BEGIN Data under study

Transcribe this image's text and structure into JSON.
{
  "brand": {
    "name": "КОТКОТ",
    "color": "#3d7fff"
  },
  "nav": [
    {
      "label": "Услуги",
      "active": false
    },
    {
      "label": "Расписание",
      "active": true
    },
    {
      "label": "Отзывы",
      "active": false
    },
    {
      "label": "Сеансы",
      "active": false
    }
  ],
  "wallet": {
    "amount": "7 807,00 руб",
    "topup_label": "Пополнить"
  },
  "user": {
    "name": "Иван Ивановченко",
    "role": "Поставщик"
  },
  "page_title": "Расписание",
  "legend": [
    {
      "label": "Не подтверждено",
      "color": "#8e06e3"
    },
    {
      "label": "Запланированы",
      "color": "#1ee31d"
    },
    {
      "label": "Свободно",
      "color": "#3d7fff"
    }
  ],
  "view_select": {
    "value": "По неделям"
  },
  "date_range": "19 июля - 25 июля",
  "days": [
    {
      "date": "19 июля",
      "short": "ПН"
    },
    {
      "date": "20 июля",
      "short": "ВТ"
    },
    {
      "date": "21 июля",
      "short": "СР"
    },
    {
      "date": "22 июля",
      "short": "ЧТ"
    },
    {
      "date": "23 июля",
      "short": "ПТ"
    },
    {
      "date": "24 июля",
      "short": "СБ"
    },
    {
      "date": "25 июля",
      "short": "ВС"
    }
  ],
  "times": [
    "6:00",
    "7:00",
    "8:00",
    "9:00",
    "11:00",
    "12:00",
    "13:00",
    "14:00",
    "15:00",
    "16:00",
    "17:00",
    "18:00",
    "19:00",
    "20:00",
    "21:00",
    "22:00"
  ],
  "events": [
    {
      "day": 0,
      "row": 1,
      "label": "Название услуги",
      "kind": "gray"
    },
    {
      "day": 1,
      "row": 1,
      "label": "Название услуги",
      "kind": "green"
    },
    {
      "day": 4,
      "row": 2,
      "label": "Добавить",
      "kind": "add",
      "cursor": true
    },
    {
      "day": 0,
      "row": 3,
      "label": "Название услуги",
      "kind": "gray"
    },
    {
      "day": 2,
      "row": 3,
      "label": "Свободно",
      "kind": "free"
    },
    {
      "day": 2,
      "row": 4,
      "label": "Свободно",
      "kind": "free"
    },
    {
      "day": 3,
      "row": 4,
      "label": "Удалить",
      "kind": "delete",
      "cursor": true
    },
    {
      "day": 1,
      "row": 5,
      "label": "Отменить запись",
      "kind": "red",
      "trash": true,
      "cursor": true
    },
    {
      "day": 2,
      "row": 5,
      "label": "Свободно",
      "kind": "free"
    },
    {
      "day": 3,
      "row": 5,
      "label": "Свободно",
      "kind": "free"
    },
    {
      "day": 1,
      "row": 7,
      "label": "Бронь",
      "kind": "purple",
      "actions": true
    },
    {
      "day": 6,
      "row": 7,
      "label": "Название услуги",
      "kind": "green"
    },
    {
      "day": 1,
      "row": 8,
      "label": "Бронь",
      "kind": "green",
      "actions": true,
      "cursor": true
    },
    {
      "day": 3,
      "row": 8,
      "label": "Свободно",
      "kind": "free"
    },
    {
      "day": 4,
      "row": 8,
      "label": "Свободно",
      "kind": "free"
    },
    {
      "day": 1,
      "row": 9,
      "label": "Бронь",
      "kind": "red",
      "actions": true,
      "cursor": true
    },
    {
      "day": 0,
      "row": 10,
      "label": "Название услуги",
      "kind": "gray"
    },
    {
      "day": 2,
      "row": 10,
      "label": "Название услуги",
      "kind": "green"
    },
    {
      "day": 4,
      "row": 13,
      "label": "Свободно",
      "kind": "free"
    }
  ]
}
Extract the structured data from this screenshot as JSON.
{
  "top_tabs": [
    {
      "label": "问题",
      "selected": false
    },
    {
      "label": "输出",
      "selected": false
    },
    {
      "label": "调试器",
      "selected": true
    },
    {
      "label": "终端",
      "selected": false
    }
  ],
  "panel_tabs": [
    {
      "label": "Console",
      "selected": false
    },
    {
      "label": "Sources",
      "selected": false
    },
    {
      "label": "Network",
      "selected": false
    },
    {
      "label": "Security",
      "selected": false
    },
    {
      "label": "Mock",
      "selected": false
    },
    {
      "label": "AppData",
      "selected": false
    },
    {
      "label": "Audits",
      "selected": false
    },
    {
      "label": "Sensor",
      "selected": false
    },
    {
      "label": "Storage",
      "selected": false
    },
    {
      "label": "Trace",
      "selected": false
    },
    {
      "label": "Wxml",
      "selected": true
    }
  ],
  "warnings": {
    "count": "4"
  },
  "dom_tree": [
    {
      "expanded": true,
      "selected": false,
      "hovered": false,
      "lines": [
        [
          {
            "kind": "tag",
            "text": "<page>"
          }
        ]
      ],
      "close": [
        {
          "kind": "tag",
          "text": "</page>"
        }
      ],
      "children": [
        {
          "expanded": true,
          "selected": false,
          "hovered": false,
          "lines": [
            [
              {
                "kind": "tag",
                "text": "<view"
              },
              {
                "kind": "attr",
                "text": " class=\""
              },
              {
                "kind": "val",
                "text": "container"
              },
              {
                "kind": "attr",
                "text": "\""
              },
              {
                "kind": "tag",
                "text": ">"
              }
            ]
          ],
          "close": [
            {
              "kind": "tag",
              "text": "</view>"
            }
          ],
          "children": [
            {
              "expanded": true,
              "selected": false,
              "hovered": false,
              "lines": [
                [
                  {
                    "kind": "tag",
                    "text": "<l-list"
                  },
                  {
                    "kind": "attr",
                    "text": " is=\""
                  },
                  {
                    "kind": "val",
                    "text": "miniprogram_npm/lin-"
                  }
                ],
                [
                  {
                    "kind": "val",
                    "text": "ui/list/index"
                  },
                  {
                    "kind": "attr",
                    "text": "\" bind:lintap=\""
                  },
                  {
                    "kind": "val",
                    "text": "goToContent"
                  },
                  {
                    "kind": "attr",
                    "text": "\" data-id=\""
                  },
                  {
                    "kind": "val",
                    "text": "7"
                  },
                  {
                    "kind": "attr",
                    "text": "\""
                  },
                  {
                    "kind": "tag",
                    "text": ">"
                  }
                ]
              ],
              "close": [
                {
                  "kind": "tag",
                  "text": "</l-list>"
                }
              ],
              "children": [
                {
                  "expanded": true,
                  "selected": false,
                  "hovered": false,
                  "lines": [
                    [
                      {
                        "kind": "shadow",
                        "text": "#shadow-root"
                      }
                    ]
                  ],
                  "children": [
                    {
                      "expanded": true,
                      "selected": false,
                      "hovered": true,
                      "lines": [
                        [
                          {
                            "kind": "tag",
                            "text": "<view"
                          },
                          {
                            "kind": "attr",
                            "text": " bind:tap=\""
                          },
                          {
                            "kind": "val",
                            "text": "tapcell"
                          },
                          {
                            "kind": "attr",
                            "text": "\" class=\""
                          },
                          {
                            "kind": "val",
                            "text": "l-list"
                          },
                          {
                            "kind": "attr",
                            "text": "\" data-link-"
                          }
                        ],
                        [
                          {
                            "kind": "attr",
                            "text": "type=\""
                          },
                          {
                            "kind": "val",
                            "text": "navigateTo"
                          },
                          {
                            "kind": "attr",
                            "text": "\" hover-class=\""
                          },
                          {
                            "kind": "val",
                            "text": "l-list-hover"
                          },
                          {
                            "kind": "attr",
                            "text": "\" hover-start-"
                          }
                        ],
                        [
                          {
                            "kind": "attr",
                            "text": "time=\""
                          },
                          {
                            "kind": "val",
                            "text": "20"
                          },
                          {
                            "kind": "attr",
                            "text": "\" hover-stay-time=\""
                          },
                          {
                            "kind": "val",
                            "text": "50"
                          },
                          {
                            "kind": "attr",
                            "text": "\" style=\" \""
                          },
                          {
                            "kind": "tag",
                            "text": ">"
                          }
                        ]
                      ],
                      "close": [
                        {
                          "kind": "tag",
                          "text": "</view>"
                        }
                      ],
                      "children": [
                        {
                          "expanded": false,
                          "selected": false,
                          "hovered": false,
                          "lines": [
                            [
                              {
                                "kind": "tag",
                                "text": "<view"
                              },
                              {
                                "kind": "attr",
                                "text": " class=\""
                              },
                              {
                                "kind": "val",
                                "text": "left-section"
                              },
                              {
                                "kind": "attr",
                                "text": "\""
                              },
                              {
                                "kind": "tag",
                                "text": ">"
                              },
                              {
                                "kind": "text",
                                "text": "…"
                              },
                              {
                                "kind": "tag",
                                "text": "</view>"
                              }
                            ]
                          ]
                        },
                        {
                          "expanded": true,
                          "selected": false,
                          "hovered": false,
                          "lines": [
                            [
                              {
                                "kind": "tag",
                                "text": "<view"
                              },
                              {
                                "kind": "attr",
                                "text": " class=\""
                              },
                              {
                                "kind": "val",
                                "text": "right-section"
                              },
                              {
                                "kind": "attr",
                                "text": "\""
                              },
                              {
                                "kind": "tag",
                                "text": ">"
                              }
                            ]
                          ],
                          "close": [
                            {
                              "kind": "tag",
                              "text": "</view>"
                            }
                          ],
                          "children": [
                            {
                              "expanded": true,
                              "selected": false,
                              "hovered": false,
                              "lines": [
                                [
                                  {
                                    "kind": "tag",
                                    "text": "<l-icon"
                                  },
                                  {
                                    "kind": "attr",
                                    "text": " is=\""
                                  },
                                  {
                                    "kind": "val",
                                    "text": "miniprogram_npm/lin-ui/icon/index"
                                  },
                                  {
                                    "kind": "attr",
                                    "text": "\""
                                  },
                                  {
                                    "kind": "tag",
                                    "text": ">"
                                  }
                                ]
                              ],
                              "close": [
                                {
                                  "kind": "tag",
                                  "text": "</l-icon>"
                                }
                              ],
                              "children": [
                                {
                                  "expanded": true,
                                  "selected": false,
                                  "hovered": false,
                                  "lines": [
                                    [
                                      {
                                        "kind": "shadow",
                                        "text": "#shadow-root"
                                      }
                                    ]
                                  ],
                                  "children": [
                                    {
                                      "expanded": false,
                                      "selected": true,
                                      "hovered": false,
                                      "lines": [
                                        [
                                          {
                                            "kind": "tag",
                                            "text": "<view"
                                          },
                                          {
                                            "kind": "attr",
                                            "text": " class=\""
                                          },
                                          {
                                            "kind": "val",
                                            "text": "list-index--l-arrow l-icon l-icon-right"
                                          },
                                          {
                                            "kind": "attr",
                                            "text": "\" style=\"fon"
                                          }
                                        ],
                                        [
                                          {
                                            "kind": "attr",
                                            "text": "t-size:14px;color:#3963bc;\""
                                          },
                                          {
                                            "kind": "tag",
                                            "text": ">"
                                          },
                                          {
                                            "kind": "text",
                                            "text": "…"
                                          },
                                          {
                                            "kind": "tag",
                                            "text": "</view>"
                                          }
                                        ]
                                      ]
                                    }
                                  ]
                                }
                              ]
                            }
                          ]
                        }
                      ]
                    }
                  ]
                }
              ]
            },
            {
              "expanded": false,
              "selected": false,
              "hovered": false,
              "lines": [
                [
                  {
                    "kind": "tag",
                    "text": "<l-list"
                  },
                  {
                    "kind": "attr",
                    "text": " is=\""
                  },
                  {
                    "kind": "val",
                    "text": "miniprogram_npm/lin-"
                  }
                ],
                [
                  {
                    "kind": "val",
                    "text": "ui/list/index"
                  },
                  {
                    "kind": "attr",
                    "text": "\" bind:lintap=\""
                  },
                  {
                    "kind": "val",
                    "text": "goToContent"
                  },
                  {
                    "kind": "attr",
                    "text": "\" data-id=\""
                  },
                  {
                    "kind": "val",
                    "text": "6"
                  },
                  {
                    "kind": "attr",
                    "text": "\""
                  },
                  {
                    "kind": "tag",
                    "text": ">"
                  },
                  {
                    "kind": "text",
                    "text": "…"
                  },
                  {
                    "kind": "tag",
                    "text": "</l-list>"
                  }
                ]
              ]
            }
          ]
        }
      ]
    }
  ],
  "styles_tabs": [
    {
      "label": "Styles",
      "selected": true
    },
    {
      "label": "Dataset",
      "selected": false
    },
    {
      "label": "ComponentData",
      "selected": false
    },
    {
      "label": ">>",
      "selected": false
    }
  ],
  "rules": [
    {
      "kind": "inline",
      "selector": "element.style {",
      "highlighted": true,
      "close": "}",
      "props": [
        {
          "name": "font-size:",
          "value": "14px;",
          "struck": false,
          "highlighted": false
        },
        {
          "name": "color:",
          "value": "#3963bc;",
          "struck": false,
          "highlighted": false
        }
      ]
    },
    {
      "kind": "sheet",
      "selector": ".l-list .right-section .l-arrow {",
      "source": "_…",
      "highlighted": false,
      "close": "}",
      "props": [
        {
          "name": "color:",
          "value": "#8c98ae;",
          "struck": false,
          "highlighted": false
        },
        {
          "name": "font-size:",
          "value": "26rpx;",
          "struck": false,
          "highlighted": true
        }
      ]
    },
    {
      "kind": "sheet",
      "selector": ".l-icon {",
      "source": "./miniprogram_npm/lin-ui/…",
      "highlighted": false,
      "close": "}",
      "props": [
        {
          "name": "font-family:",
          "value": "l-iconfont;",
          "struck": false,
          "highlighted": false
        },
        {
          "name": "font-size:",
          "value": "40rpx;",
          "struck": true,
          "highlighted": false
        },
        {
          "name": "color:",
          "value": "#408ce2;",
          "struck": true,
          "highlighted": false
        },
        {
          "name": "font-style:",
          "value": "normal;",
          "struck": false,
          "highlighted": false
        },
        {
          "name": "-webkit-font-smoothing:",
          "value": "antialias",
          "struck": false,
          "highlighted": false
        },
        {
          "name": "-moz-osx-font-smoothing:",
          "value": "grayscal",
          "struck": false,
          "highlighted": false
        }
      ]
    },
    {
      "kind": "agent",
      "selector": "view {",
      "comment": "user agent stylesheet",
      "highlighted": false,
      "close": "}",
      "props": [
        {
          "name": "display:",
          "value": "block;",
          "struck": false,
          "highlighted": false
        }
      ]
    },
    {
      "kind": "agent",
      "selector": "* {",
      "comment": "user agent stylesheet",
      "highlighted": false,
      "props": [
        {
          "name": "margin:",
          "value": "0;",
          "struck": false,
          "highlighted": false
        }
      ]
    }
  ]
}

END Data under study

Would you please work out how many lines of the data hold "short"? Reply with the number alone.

■ Task output ■
7